import scala.collection.JavaConversions._

scala> javaList map { i => i + 1 }
res3: scala.collection.mutable.Buffer[Int] = ArrayBuffer(2, 3)

What happened above is that we imported the JavaConversions package available in the Scala library to tell the compiler that it should implicitly convert the java.util.ArrayList to a closest possible collection type in Scala which in our case happened to be an ArrayBuffer. If you take a look at the Scala API documentation on JavaConversions there is an implicit method called asScalaBuffer which was used in our example implicitly to convert the java.util.ArrayList to a Scala collection type.

The JavaConversions package contains a couple of implicit methods to convert between a Java collection to a Scala collection and vice-versa. There is yet another package in the scala.collections called JavaConverters. What is the difference? Both the JavaConversions and JavaConverters do more or less the same thing, i.e., convert to and fro between a Java / Scala collection. You might be wondering over which one you should prefer. Let's find that out with the help of some more examples:

scala> val scalaMap = Map("A" -> 1)
scalaMap: scala.collection.immutable.Map[String,Int] = Map(A -> 1)

scala> scalaMap.contains(1)
error: type mismatch;
    found   : Int(1)
    required: String
    scalaMap.contains(1)
    ^

What we did just now is instantiated an immutable Map from the Scala library that maps a set of String to Int. Remember, the syntax for Scala Map looks like below:

trait Map[A, +B] extends Iterable[(A, B)] with GenMap[A, B]
    with MapLike[A, B, Map[A, B]]

The contains method looks like below:

def contains(key: A): Boolean

What we did with our scalaMap variable above is that we created a Map that took a String as key and Int as value, so when we called the contains method and passed it an Int, it failed. The contains method implementation in Scala internally calls the get method to check if the key is contained in the collection. Now let's see what happens if we import the JavaConversions:
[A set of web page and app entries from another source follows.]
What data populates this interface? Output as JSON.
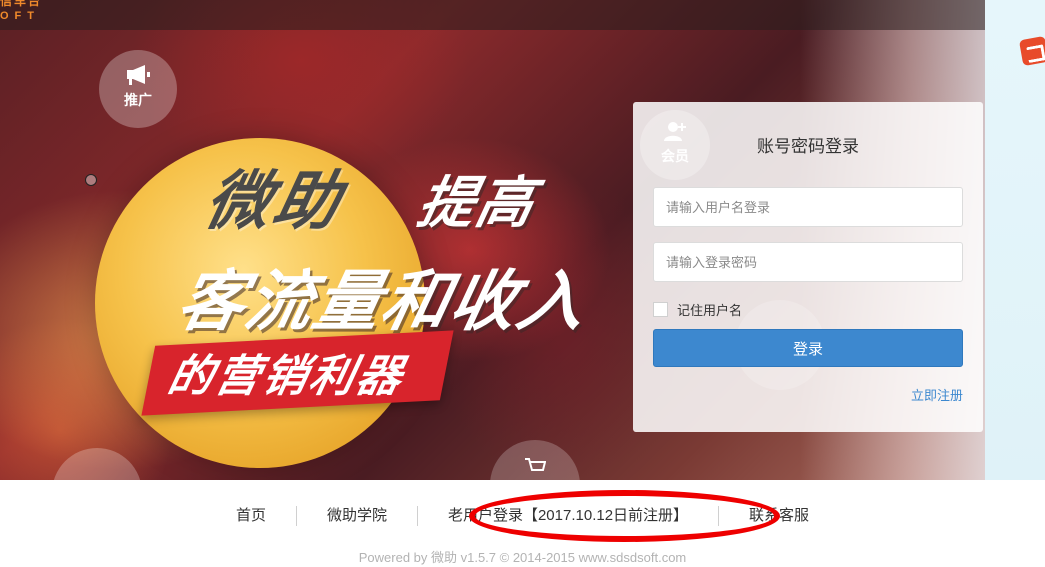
{
  "brand": {
    "name": "信车台",
    "sub": "OFT",
    "color": "#f08a2b"
  },
  "hero": {
    "icons": [
      {
        "icon": "megaphone-icon",
        "label": "推广"
      },
      {
        "icon": "user-plus-icon",
        "label": "会员"
      }
    ],
    "promo": {
      "line1a": "微助",
      "line1b": "提高",
      "line2": "客流量和收入",
      "line3": "的营销利器"
    }
  },
  "login": {
    "title": "账号密码登录",
    "username_placeholder": "请输入用户名登录",
    "password_placeholder": "请输入登录密码",
    "remember_label": "记住用户名",
    "submit_label": "登录",
    "register_label": "立即注册",
    "accent_color": "#3d88cf"
  },
  "footer": {
    "links": [
      {
        "label": "首页"
      },
      {
        "label": "微助学院"
      },
      {
        "label": "老用户登录【2017.10.12日前注册】"
      },
      {
        "label": "联系客服"
      }
    ],
    "powered": "Powered by 微助 v1.5.7 © 2014-2015 www.sdsdsoft.com"
  },
  "annotation": {
    "color": "#ee0000"
  }
}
scala> import scala.collection.JavaConversions._
import scala.collection.JavaConversions._

scala> scalaMap.contains(1)
res1: Boolean = false

It kind of worked and returned false. Practically speaking the variable scalaMap does not contain 1, so returning false would look like the right thing to do. What was compromised here is the type safety that we had before importing the JavaConversions. Soon after importing the JavaConversions package, the Scala compiler gives an implicit call to the MapWrapper class wherein the MapWrapper class implements the containsKey method from the Java library and the implementation looks like this in the Scala library's MapWrapper class

    override def containsKey(key: AnyRef): Boolean = try {
    // Note: Subclass of collection.Map with specific key type may redirect generic
    // contains to specific contains, which will throw a ClassCastException if the
    // wrong type is passed. This is why we need a type cast to A inside a try/catch.
    underlying.contains(key.asInstanceOf[A])
    } catch {
        case ex: ClassCastException => false
    }

As it can be see, the containsKey takes an Object / AnyRef rather than the specific type which in our case is a String. With JavaConversions, we went down from a stricter type to a more looser type. Let's see now how we could retain the stricter type by being a bit more explicit, using the JavaConverters!

scala> val scalaMap = Map("A" -> 1)
scalaMap: scala.collection.immutable.Map[String,Int] = Map(A -> 1)

scala> import scala.collection.JavaConverters._
import scala.collection.JavaConverters._

scala> scalaMap.contains(1)
error: type mismatch;
    found   : Int(1)
    required: String
    scalaMap.contains(1)
    ^

Did you see the difference? There is now no implicit conversion between the Java and Scala collection types. If you want the scalaMap variable to be a java.util.Map, you now have to be explicit as below:

scala> scalaMap.asJava
res0: java.util.Map[String,Int] = {A=1}

So from my point of view, it is better to be explicit which would imply to use the JavaConverters instead of JavaConversions.